To do: Every line below must be given again exactly.

The records:
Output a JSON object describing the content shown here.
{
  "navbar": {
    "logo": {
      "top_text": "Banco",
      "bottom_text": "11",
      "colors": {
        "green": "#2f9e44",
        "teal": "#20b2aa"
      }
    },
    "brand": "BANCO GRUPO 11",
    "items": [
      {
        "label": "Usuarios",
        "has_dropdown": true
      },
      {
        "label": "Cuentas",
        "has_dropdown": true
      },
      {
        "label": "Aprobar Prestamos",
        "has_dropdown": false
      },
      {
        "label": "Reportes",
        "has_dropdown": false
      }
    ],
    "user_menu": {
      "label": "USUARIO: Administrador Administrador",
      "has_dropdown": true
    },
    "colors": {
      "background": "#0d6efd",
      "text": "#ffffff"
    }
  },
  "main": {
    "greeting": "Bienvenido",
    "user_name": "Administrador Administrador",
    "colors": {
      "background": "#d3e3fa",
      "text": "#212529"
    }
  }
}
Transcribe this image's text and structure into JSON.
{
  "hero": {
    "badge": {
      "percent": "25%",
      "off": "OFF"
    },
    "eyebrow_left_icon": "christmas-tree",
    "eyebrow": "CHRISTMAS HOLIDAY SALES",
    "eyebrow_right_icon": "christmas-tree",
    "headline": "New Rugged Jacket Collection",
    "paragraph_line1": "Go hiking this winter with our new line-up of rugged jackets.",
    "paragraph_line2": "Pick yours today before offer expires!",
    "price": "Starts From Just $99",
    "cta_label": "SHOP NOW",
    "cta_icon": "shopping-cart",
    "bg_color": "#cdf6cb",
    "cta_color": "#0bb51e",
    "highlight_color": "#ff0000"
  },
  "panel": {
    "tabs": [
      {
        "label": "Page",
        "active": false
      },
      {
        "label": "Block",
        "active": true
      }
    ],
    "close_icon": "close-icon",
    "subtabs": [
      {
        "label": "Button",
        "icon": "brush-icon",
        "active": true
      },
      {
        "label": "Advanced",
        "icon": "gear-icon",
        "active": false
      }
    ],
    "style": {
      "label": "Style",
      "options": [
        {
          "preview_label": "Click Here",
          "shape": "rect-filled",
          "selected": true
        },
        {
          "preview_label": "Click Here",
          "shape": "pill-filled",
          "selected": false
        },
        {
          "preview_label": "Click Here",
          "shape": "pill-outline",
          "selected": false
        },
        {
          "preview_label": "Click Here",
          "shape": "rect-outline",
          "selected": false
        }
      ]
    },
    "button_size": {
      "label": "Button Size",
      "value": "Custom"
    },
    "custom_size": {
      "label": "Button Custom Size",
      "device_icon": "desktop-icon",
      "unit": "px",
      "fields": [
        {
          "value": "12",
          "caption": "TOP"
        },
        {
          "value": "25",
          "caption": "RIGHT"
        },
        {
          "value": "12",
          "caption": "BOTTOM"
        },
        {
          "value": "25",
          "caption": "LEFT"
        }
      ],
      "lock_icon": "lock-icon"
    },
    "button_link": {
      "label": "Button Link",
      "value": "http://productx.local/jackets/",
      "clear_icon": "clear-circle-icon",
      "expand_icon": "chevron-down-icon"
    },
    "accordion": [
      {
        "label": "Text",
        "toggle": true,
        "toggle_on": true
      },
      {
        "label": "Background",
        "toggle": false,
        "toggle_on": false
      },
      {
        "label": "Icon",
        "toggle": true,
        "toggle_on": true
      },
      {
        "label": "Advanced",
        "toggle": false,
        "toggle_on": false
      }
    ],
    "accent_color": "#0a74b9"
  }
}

Output:
Output a JSON object describing the content shown here.
{
  "navbar": {
    "logo": {
      "top_text": "Banco",
      "bottom_text": "11",
      "colors": {
        "green": "#2f9e44",
        "teal": "#20b2aa"
      }
    },
    "brand": "BANCO GRUPO 11",
    "items": [
      {
        "label": "Usuarios",
        "has_dropdown": true
      },
      {
        "label": "Cuentas",
        "has_dropdown": true
      },
      {
        "label": "Aprobar Prestamos",
        "has_dropdown": false
      },
      {
        "label": "Reportes",
        "has_dropdown": false
      }
    ],
    "user_menu": {
      "label": "USUARIO: Administrador Administrador",
      "has_dropdown": true
    },
    "colors": {
      "background": "#0d6efd",
      "text": "#ffffff"
    }
  },
  "main": {
    "greeting": "Bienvenido",
    "user_name": "Administrador Administrador",
    "colors": {
      "background": "#d3e3fa",
      "text": "#212529"
    }
  }
}
Transcribe this image's text and structure into JSON.
{
  "hero": {
    "badge": {
      "percent": "25%",
      "off": "OFF"
    },
    "eyebrow_left_icon": "christmas-tree",
    "eyebrow": "CHRISTMAS HOLIDAY SALES",
    "eyebrow_right_icon": "christmas-tree",
    "headline": "New Rugged Jacket Collection",
    "paragraph_line1": "Go hiking this winter with our new line-up of rugged jackets.",
    "paragraph_line2": "Pick yours today before offer expires!",
    "price": "Starts From Just $99",
    "cta_label": "SHOP NOW",
    "cta_icon": "shopping-cart",
    "bg_color": "#cdf6cb",
    "cta_color": "#0bb51e",
    "highlight_color": "#ff0000"
  },
  "panel": {
    "tabs": [
      {
        "label": "Page",
        "active": false
      },
      {
        "label": "Block",
        "active": true
      }
    ],
    "close_icon": "close-icon",
    "subtabs": [
      {
        "label": "Button",
        "icon": "brush-icon",
        "active": true
      },
      {
        "label": "Advanced",
        "icon": "gear-icon",
        "active": false
      }
    ],
    "style": {
      "label": "Style",
      "options": [
        {
          "preview_label": "Click Here",
          "shape": "rect-filled",
          "selected": true
        },
        {
          "preview_label": "Click Here",
          "shape": "pill-filled",
          "selected": false
        },
        {
          "preview_label": "Click Here",
          "shape": "pill-outline",
          "selected": false
        },
        {
          "preview_label": "Click Here",
          "shape": "rect-outline",
          "selected": false
        }
      ]
    },
    "button_size": {
      "label": "Button Size",
      "value": "Custom"
    },
    "custom_size": {
      "label": "Button Custom Size",
      "device_icon": "desktop-icon",
      "unit": "px",
      "fields": [
        {
          "value": "12",
          "caption": "TOP"
        },
        {
          "value": "25",
          "caption": "RIGHT"
        },
        {
          "value": "12",
          "caption": "BOTTOM"
        },
        {
          "value": "25",
          "caption": "LEFT"
        }
      ],
      "lock_icon": "lock-icon"
    },
    "button_link": {
      "label": "Button Link",
      "value": "http://productx.local/jackets/",
      "clear_icon": "clear-circle-icon",
      "expand_icon": "chevron-down-icon"
    },
    "accordion": [
      {
        "label": "Text",
        "toggle": true,
        "toggle_on": true
      },
      {
        "label": "Background",
        "toggle": false,
        "toggle_on": false
      },
      {
        "label": "Icon",
        "toggle": true,
        "toggle_on": true
      },
      {
        "label": "Advanced",
        "toggle": false,
        "toggle_on": false
      }
    ],
    "accent_color": "#0a74b9"
  }
}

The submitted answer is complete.